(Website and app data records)
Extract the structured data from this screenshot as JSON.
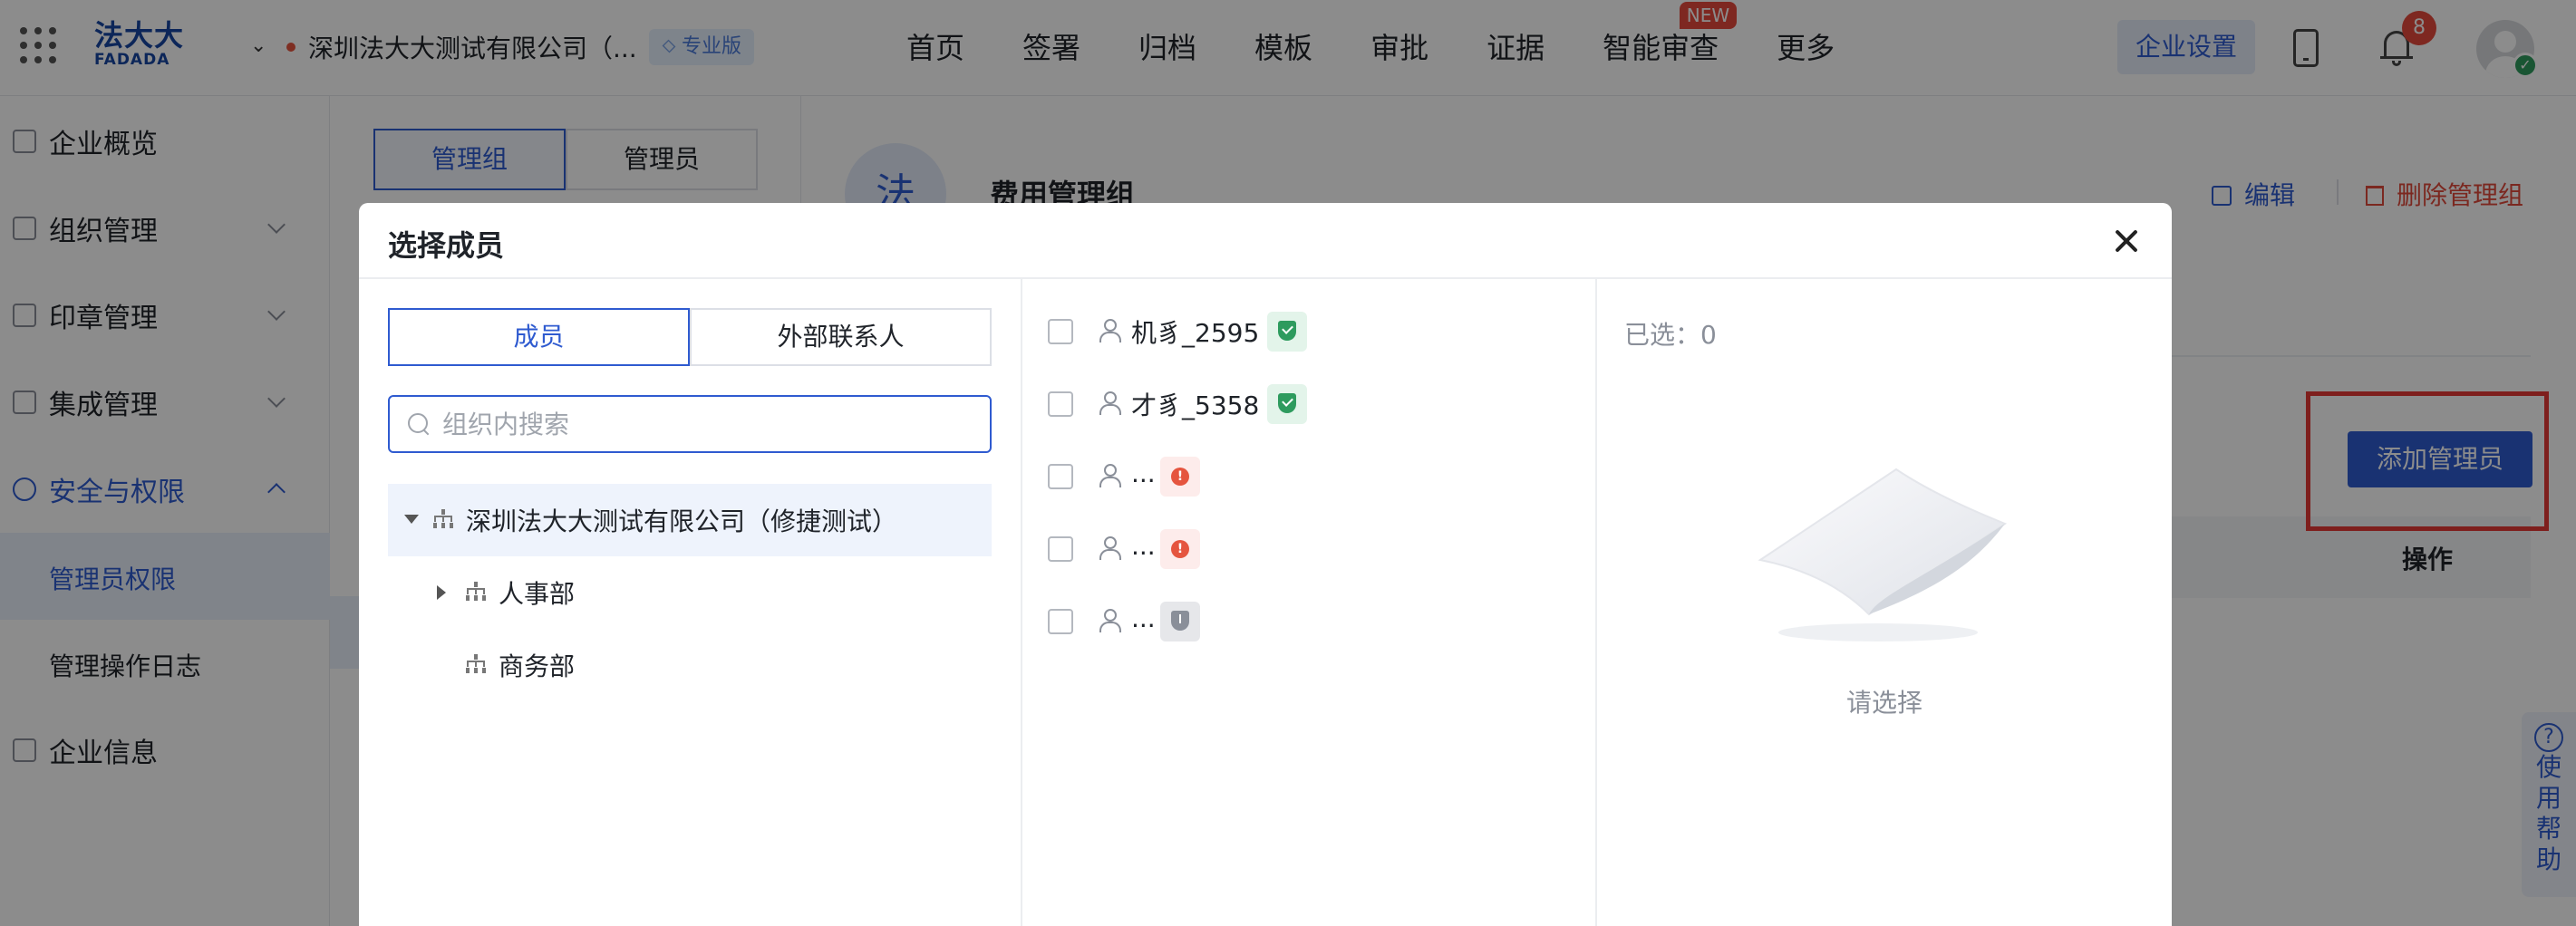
{
  "topbar": {
    "logo_line1": "法大大",
    "logo_line2": "FADADA",
    "company_name": "深圳法大大测试有限公司（...",
    "edition": "专业版",
    "nav": [
      {
        "label": "首页"
      },
      {
        "label": "签署"
      },
      {
        "label": "归档"
      },
      {
        "label": "模板"
      },
      {
        "label": "审批"
      },
      {
        "label": "证据"
      },
      {
        "label": "智能审查",
        "badge": "NEW"
      },
      {
        "label": "更多"
      }
    ],
    "enterprise_settings": "企业设置",
    "notification_count": "8"
  },
  "sidebar": {
    "items": [
      {
        "label": "企业概览"
      },
      {
        "label": "组织管理"
      },
      {
        "label": "印章管理"
      },
      {
        "label": "集成管理"
      },
      {
        "label": "安全与权限"
      },
      {
        "label": "企业信息"
      }
    ],
    "sub_items": [
      {
        "label": "管理员权限"
      },
      {
        "label": "管理操作日志"
      }
    ]
  },
  "admin_panel": {
    "tabs": [
      {
        "label": "管理组"
      },
      {
        "label": "管理员"
      }
    ]
  },
  "main": {
    "group_avatar": "法",
    "group_title": "费用管理组",
    "edit_label": "编辑",
    "delete_label": "删除管理组",
    "add_admin_label": "添加管理员",
    "operation_col": "操作",
    "help_text": [
      "使",
      "用",
      "帮",
      "助"
    ]
  },
  "modal": {
    "title": "选择成员",
    "tabs": [
      {
        "label": "成员"
      },
      {
        "label": "外部联系人"
      }
    ],
    "search_placeholder": "组织内搜索",
    "tree": {
      "root": "深圳法大大测试有限公司（修捷测试）",
      "children": [
        {
          "label": "人事部",
          "expandable": true
        },
        {
          "label": "商务部",
          "expandable": false
        }
      ]
    },
    "members": [
      {
        "name": "机豸_2595",
        "status": "verified"
      },
      {
        "name": "才豸_5358",
        "status": "verified"
      },
      {
        "name": "...",
        "status": "warning"
      },
      {
        "name": "...",
        "status": "warning"
      },
      {
        "name": "...",
        "status": "unverified"
      }
    ],
    "selected_label": "已选：0",
    "empty_text": "请选择"
  },
  "colors": {
    "primary": "#2f5bd0",
    "danger": "#e0493b",
    "verified": "#2e9b5e",
    "warning": "#e5553f",
    "highlight": "#e53935"
  }
}
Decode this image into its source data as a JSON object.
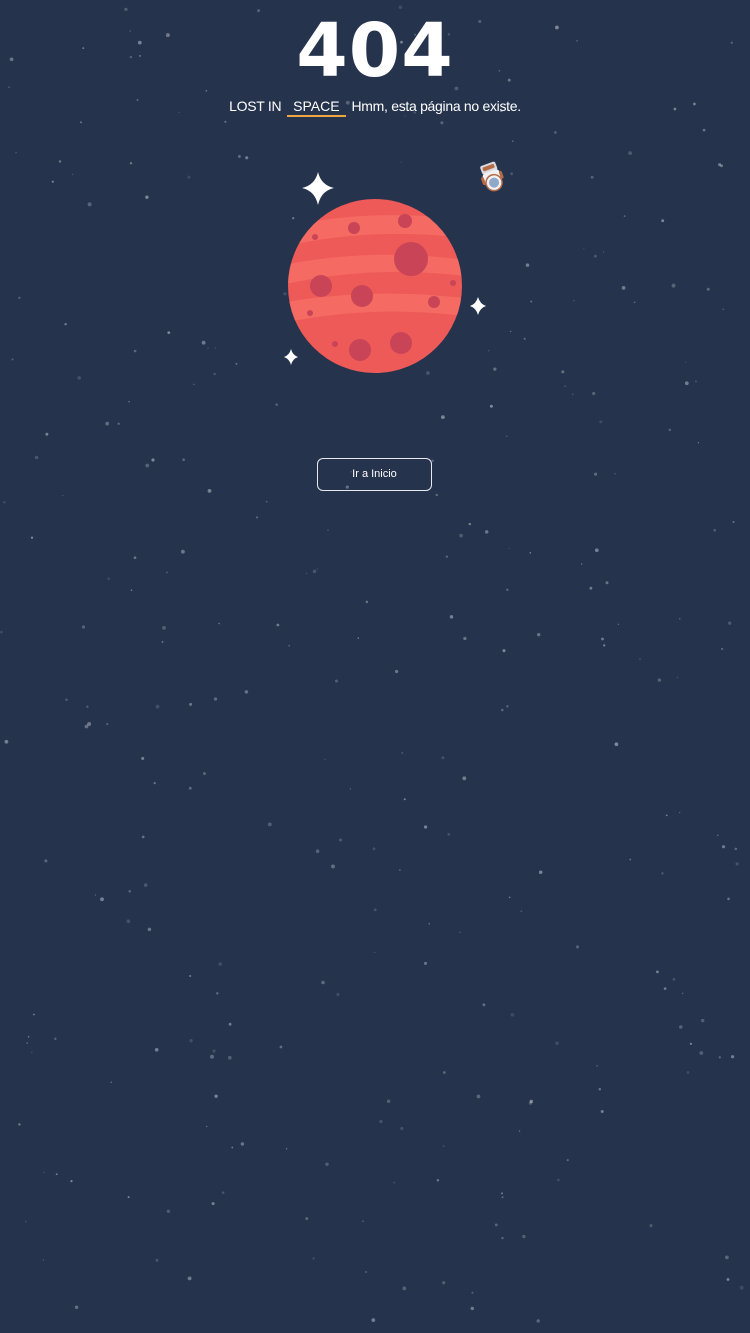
{
  "error": {
    "code": "404",
    "lost_label": "LOST IN",
    "space_label": "SPACE",
    "message": "Hmm, esta página no existe."
  },
  "actions": {
    "home_label": "Ir a Inicio"
  },
  "colors": {
    "background": "#25334d",
    "accent_underline": "#f0a640",
    "planet": "#ee5a58",
    "crater": "#c94457",
    "star": "#ffffff"
  },
  "illustration": {
    "planet": "red-planet-with-craters",
    "astronaut": "astronaut-icon",
    "sparkles": "sparkle-icon"
  }
}
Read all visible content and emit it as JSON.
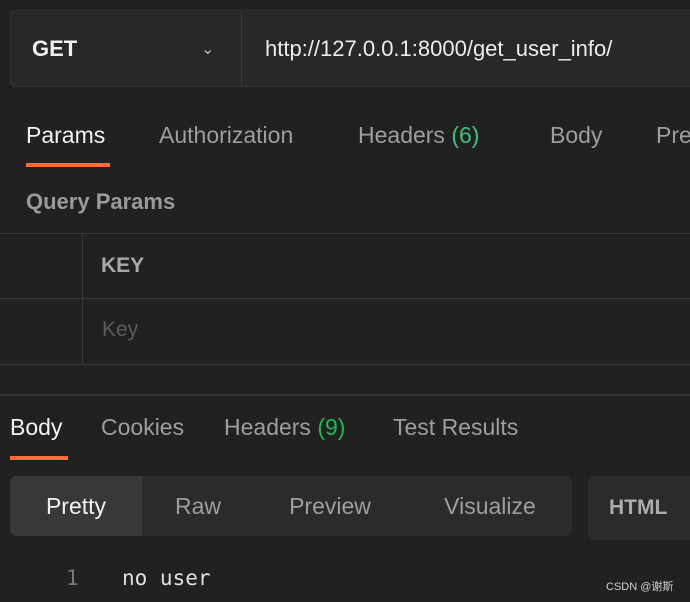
{
  "request": {
    "method": "GET",
    "url": "http://127.0.0.1:8000/get_user_info/"
  },
  "request_tabs": [
    {
      "label": "Params"
    },
    {
      "label": "Authorization"
    },
    {
      "label": "Headers",
      "count": "(6)"
    },
    {
      "label": "Body"
    },
    {
      "label": "Pre"
    }
  ],
  "query_params": {
    "title": "Query Params",
    "key_header": "KEY",
    "key_placeholder": "Key"
  },
  "response_tabs": [
    {
      "label": "Body"
    },
    {
      "label": "Cookies"
    },
    {
      "label": "Headers",
      "count": "(9)"
    },
    {
      "label": "Test Results"
    }
  ],
  "view_modes": [
    "Pretty",
    "Raw",
    "Preview",
    "Visualize"
  ],
  "format": "HTML",
  "response_body": {
    "line_number": "1",
    "content": "no user"
  },
  "watermark": "CSDN @谢斯",
  "colors": {
    "accent": "#ff6c37",
    "count_green": "#3fbf7a",
    "background": "#212121"
  }
}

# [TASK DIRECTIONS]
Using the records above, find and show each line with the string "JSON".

# [TASK RESULT]
Extract the structured data from this screenshot as JSON.
Decode this image into its source data as a JSON object.
Read all visible content and emit it as JSON.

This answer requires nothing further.